WI Republicans name on Huge Ten to start out fall sports activities
MADISON (WKOW) – Two Wisconsin legislative leaders joined eight different Midwestern lawmakers in calling on the Huge Ten to reinstate fall sports activities.
Meeting Speaker Robin Vos, R-Rochester, and Senate Majority Chief Scott Fitzgerald, R-Juneau, added their signatures to a letter dated Tuesday and addressed to Huge Ten Commissioner Kevin Warren.
“We wish to specific our need for the Huge Ten to rethink the choice to cancel the soccer season,” the letter stated. “After listening to from many involved college students, dad and mom and coaches, now we have been inspired to convey our assist for his or her needs and our duty to defend the scholars’ long-term educational and profession pursuits.”
Leaders from legislatures in Michigan, Iowa, Minnesota, Ohio and Pennsylvania additionally added their names to the letter.
In August, the Big Ten announced that it would delay all fall sports until the spring as a consequence of well being and security issues stemming from the continued coronavirus pandemic.
“The psychological and bodily well being and welfare of our student-athletes has been on the heart of each choice now we have made relating to the power to proceed ahead,” Warren stated on the time. “As time progressed and after hours of dialogue with our Huge Ten Job Power for Rising Infectious Ailments and the Huge Ten Sports activities Drugs Committee, it turned abundantly clear that there was too a lot uncertainty relating to potential medical dangers to permit our student-athletes to compete this fall.”
The legislative leaders argued that as a result of different conferences nonetheless supposed to play sports activities within the fall, athletes attending Huge Ten faculties, like UW-Madison, could be at an obstacle.
“These athletes are shedding an important a part of scholar life and have gotten much less marketable to future employers with every passing week,” the letter stated.
The lawmakers hailed the Huge Ten athletic packages for establishing well being and security protocols and stated they felt assured within the medical care on provide within the midwest.
Nonetheless, circumstances have been on a steep upward trajectory at UW-Madison.
The college reported almost 150 new circumstances yesterday and properly over 300 within the final three days.
In Wisconsin, eight individuals between the ages of 20 and 29 have died from COVID-19 up to now. In whole, 1,168 Wisconsinites have died from the illness.
Fueled by the rise of infections amongst UW-Madison’s scholar physique, Dane County reported what was at the moment its highest single-day whole of latest COVID-19 circumstances Saturday.
Janel Heinrich, director of Public Well being Madison & Dane County, lamented the milestone in a press release: “With the addition of so many college students in our neighborhood, and extra testing on the UW-Madison campus, we anticipated an increase in circumstances, however this isn’t a file we wished to interrupt.”
Dane County reported much more circumstances the very subsequent day.

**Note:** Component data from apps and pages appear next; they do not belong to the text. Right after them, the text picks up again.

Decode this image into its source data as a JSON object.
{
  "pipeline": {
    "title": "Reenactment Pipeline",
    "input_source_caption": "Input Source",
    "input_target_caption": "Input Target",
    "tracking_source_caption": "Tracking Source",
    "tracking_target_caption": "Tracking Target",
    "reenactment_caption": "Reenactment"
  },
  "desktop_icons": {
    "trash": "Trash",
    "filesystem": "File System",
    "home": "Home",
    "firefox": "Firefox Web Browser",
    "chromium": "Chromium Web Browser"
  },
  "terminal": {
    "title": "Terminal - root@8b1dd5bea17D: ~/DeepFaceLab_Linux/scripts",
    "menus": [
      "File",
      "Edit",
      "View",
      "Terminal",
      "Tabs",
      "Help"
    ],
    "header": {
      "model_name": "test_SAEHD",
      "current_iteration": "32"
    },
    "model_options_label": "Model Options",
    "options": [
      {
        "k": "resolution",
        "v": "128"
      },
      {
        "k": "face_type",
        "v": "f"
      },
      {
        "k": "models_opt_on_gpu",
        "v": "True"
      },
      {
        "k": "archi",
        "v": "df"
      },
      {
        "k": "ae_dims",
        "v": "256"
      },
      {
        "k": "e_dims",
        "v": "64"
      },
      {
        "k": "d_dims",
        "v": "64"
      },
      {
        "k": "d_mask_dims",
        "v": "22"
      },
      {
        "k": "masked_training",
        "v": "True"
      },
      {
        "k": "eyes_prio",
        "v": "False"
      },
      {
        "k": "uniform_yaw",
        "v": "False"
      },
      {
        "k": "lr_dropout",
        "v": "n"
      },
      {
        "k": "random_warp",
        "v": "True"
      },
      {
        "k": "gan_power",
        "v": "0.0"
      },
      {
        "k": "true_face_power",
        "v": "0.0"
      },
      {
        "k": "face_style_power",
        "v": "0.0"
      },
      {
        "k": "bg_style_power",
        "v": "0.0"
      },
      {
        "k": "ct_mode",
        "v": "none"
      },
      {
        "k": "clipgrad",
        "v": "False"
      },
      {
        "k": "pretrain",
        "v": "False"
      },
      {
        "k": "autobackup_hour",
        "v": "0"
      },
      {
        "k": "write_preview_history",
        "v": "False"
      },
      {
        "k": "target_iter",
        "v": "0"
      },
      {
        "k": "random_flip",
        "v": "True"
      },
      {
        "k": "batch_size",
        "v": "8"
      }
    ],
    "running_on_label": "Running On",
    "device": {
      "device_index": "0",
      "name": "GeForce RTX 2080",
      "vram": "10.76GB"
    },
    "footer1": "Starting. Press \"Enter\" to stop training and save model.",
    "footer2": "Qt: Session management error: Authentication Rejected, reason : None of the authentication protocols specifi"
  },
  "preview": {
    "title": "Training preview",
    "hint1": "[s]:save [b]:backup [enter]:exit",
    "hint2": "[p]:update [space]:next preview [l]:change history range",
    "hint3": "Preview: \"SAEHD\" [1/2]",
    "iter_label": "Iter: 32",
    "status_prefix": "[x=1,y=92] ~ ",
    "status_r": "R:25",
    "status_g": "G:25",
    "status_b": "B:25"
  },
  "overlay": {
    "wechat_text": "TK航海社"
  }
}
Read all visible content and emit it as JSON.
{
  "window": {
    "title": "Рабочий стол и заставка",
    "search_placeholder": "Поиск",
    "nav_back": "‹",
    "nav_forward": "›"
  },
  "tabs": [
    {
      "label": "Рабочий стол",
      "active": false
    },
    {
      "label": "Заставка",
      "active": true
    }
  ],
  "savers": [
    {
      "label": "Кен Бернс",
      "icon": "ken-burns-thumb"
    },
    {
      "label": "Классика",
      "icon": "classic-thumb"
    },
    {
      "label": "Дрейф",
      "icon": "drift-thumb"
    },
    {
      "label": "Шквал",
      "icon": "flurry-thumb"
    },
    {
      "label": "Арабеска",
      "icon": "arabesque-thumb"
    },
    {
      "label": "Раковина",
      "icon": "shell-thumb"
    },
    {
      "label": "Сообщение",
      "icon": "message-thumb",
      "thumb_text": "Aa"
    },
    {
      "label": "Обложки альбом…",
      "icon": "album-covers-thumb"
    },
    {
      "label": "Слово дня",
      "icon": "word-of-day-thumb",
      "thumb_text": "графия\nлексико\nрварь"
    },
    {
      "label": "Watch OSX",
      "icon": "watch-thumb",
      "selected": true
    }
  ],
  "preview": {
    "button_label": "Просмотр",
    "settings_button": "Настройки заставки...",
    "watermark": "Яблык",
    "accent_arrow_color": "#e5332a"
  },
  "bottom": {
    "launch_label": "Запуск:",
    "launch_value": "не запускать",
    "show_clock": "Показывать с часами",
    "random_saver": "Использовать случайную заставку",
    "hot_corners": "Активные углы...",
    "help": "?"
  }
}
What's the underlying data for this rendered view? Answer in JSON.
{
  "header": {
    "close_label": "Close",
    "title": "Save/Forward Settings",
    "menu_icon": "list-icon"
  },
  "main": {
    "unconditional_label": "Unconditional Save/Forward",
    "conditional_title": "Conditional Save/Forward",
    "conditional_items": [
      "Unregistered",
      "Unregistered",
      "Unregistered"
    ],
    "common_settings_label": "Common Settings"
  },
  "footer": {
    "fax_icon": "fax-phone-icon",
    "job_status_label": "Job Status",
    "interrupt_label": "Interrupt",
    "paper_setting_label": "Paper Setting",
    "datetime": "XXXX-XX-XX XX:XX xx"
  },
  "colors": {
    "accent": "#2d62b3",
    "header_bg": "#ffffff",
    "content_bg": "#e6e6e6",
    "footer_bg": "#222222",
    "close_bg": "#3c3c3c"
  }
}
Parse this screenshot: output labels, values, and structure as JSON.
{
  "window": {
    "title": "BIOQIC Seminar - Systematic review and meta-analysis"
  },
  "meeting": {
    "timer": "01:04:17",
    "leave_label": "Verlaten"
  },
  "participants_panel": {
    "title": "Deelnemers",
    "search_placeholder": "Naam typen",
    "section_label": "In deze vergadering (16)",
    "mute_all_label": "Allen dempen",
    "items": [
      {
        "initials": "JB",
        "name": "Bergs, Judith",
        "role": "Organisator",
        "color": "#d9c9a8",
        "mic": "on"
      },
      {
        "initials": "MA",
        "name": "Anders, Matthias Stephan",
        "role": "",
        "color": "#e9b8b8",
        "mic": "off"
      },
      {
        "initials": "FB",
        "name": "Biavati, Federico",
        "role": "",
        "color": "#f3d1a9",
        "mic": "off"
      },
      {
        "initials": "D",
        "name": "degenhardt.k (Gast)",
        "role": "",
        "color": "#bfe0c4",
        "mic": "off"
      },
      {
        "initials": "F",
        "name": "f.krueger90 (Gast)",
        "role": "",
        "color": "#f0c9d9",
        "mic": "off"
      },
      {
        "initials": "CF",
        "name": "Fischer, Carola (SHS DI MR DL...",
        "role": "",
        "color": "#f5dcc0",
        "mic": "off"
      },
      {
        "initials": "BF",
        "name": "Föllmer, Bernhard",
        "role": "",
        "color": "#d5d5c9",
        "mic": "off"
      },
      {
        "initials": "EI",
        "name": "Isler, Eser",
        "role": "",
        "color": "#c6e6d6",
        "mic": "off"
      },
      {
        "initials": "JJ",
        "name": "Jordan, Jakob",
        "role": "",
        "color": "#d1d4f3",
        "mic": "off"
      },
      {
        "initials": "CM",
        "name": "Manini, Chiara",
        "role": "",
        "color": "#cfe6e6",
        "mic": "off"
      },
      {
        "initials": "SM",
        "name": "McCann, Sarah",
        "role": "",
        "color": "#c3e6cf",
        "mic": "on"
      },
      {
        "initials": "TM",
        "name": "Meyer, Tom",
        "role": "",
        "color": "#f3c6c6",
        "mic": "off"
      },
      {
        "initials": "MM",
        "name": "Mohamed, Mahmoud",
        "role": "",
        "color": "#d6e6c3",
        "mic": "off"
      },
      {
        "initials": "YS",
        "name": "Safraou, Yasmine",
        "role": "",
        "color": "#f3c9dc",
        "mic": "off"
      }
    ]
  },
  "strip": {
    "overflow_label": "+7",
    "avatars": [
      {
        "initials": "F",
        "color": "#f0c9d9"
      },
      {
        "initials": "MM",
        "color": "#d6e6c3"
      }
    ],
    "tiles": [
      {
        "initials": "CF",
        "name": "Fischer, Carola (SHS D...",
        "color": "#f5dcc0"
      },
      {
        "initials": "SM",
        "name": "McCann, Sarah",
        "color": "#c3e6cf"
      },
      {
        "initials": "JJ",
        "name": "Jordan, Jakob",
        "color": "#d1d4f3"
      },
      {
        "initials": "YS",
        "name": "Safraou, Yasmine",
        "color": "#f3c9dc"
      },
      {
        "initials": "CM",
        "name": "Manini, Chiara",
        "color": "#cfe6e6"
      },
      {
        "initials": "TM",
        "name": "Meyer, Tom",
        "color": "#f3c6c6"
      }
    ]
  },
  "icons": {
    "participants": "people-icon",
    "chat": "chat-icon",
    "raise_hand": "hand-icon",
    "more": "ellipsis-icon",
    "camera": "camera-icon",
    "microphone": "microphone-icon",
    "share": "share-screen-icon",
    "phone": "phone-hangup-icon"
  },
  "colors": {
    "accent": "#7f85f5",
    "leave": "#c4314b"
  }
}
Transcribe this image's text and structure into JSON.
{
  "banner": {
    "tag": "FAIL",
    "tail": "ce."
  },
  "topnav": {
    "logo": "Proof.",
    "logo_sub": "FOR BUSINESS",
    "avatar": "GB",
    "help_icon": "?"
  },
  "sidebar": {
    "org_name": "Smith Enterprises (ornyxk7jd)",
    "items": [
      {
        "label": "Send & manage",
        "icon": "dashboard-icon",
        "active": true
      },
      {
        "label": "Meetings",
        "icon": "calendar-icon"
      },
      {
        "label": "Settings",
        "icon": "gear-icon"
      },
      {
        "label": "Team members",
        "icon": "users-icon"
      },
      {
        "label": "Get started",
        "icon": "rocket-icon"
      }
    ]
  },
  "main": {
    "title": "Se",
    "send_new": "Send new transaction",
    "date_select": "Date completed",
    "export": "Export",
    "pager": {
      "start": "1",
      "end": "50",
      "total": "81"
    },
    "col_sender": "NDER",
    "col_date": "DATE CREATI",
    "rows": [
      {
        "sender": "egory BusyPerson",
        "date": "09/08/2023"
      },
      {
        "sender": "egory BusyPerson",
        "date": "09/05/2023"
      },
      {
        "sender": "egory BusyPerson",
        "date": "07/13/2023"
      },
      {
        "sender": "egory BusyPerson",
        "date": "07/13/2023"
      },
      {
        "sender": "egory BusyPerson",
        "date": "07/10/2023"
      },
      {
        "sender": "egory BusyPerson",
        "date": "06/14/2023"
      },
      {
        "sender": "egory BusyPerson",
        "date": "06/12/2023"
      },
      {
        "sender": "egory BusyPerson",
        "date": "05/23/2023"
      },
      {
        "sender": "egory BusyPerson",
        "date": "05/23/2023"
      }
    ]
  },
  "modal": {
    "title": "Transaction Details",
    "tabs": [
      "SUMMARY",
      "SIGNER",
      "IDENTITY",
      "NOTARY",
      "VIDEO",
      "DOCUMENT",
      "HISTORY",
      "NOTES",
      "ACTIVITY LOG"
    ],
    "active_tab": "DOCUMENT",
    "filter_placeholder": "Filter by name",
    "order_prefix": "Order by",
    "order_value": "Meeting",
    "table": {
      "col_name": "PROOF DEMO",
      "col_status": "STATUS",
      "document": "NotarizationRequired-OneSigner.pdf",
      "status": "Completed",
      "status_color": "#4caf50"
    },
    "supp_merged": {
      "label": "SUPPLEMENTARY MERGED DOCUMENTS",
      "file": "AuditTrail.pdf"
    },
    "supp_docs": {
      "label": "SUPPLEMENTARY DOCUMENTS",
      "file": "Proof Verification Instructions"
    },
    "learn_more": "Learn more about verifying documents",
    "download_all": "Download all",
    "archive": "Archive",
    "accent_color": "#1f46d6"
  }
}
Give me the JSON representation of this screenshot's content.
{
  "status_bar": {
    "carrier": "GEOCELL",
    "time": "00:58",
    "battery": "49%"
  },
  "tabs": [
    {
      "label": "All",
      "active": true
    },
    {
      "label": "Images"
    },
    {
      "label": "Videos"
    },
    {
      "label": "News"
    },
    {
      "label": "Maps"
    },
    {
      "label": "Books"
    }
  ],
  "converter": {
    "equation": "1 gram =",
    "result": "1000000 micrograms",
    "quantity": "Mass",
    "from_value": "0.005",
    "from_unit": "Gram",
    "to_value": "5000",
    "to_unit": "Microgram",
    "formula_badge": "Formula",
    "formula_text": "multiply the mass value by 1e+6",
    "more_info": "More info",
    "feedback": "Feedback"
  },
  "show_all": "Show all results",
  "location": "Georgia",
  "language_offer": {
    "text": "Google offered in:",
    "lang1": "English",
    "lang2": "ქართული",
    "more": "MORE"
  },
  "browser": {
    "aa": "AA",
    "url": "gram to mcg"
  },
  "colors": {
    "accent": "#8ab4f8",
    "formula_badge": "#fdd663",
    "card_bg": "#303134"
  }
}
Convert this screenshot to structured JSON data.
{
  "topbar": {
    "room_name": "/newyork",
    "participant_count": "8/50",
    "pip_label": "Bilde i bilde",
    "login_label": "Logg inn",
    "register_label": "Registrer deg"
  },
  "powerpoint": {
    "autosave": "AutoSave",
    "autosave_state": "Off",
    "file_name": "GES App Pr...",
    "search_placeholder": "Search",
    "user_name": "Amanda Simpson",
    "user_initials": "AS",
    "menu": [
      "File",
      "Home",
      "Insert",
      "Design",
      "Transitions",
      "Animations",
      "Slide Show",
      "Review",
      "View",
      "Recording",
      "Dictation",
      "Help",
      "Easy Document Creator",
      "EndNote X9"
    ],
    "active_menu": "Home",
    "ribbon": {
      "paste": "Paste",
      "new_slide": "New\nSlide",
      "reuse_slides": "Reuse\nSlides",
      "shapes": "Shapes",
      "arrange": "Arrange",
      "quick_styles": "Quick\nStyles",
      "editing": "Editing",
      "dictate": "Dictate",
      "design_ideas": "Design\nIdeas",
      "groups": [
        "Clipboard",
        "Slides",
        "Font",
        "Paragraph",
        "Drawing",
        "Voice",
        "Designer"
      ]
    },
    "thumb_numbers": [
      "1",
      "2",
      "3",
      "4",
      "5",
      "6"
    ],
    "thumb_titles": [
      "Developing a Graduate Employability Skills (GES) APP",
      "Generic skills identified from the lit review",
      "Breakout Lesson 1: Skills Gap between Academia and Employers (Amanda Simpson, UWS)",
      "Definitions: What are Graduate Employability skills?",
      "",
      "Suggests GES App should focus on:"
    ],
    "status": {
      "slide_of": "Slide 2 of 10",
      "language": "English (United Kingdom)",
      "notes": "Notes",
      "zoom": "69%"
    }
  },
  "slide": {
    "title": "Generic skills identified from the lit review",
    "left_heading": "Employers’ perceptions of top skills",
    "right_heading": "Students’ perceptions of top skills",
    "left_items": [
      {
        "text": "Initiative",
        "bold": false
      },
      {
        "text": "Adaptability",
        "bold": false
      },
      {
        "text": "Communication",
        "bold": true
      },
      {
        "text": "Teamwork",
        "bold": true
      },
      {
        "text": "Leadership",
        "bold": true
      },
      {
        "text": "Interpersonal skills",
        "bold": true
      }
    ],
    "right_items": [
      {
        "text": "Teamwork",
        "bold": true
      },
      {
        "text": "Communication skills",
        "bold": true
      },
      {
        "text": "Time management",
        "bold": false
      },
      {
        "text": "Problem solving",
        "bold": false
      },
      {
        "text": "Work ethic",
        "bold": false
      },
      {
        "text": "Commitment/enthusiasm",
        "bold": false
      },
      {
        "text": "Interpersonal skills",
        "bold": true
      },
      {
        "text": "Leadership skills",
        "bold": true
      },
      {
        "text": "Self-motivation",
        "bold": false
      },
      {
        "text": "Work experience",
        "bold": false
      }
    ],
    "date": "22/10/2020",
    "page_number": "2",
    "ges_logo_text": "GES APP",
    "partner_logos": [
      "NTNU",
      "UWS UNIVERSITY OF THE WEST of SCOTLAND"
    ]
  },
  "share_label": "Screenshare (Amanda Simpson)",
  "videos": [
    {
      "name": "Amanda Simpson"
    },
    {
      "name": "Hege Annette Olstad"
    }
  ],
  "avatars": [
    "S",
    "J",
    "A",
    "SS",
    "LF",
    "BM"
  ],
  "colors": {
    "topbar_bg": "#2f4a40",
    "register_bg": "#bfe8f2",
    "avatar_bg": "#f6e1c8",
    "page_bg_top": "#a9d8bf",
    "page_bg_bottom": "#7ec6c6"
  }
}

The surge prompted Chancellor Rebecca Clean to name on college students to restrict leaving their residences aside from the necessities. The college additionally made modifications to sure communal actions like requiring scholar organizations to fulfill nearly and altering the union eating halls to solely provide carry-out.
Clean raised the specter of ending in-person lessons if the state of affairs doesn’t enhance. “If infections don’t fall, we might want to make tougher selections that considerably cut back our capacity to have campus open to college students.”
The letter from lawmakers bears no point out of the rise in circumstances at UW-Madison and different universities across the nation, as a substitute remaining involved with the athletes.
“The assist amongst gamers, dad and mom, coaches and followers is overwhelming,” the legislative leaders wrote. “Subsequently, we respectfully ask that you just take their issues to coronary heart and work with the management at our universities to permit sports activities to proceed safely this fall.”